Young Irish people read the least amount of online news in Europe

Some 84% of young people here use social networks

Young Irish people read the least amount of online news in Europe

Image: Luke Benson | Hand model: CP Dwyer

New figures show 44% of young people in Ireland read online news and magazines.

This puts us at the bottom of an EU league table for sourcing news online – with a breakdown of 46% men and 41% women.

The Eurostat survey looked at the attitudes of young people across Europe, aged 16 to 29 years.

Source: Eurostat

In contrast, 73% of young people in the UK say they get their news online - with the figure going as high as 73% in Finland.

It found that 84% of young people in Ireland use social networks – of which 84% are men and 85% women. This figure is also on a par with the EU average.

Just 19% of the same age group say they use LinkedIn, meanwhile.

Some 36% of people say they go to the internet to find health information, while 39% say they have gone online to contact public authorities in the last 12 months.

Only 16% say they have gone online to find learning material, and just 4% say they used the web to take part in online consultations or voting.

This can include issues like civic or political issues - such as urban planning, or signing a petition.

Similarly, just 6% say they have posted their opinions on civic or political issues online – including on blogs and social networks.

Some 10% say they have created websites or blogs, while a whopping 61% say they have uploaded self-created content to a website for it to be shared.

Source: Eurostat

This is the ninth highest when compared to other EU member states.

Even higher, 64% say they have played or downloaded games, images, films or music.

And 22% say they have played networked games with other people online.

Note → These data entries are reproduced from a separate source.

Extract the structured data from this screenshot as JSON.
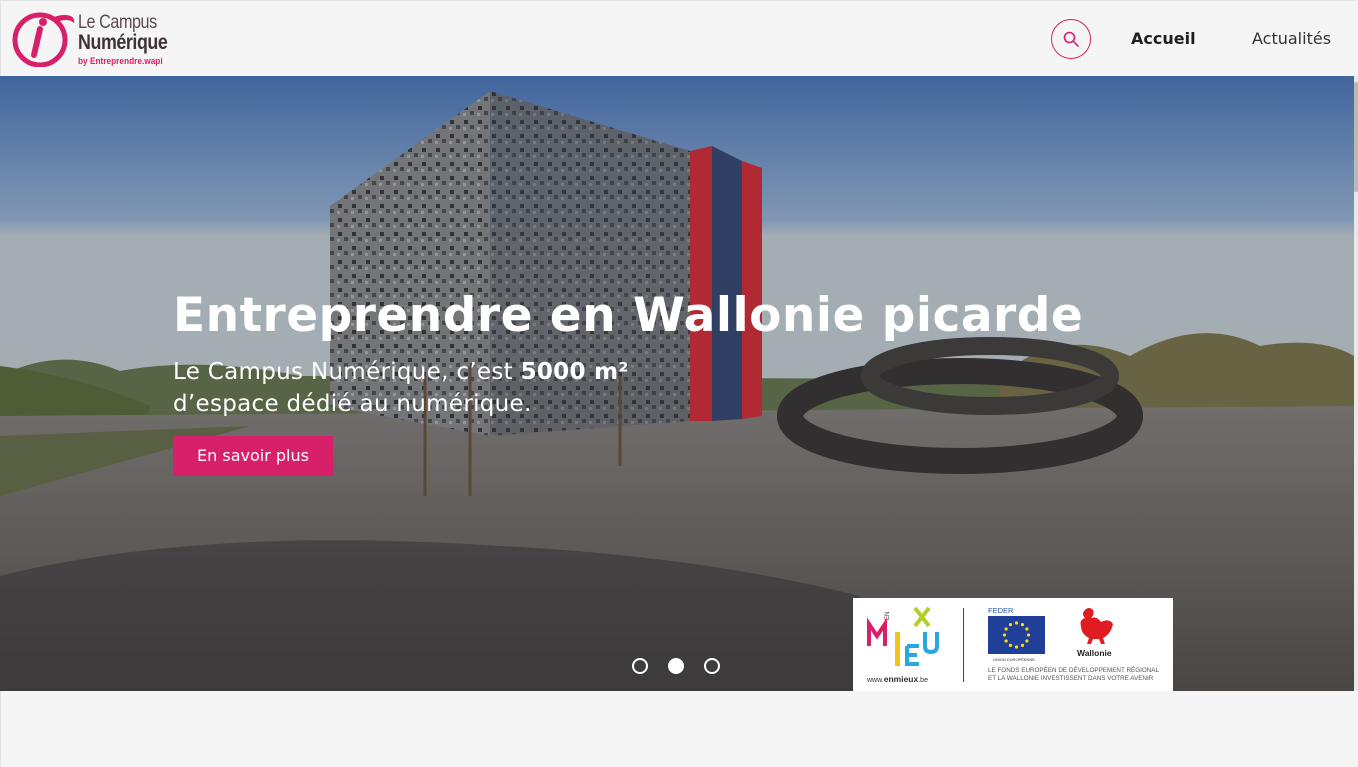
{
  "brand": {
    "logo_line1": "Le Campus",
    "logo_line2": "Numérique",
    "logo_line3": "by Entreprendre.wapi",
    "accent_color": "#d81f6a"
  },
  "nav": {
    "search_icon": "search-icon",
    "items": [
      {
        "label": "Accueil",
        "active": true
      },
      {
        "label": "Actualités",
        "active": false
      }
    ]
  },
  "hero": {
    "title": "Entreprendre en Wallonie picarde",
    "subtitle_pre": "Le Campus Numérique, c’est ",
    "subtitle_bold": "5000 m²",
    "subtitle_post": "d’espace dédié au numérique.",
    "cta_label": "En savoir plus"
  },
  "carousel": {
    "slide_count": 3,
    "active_index": 1
  },
  "funding": {
    "enmieux_url_prefix": "www.",
    "enmieux_url_bold": "enmieux",
    "enmieux_url_suffix": ".be",
    "feder_label": "FEDER",
    "ue_label": "UNION EUROPÉENNE",
    "wallonie_label": "Wallonie",
    "fonds_line1": "LE FONDS EUROPÉEN DE DÉVELOPPEMENT RÉGIONAL",
    "fonds_line2": "ET LA WALLONIE INVESTISSENT DANS VOTRE AVENIR"
  }
}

But we also come joint-last when it comes to listening to the radio online.

Just 26% of young people in Ireland say they listen to the radio via the internet.

 

Source: Eurostat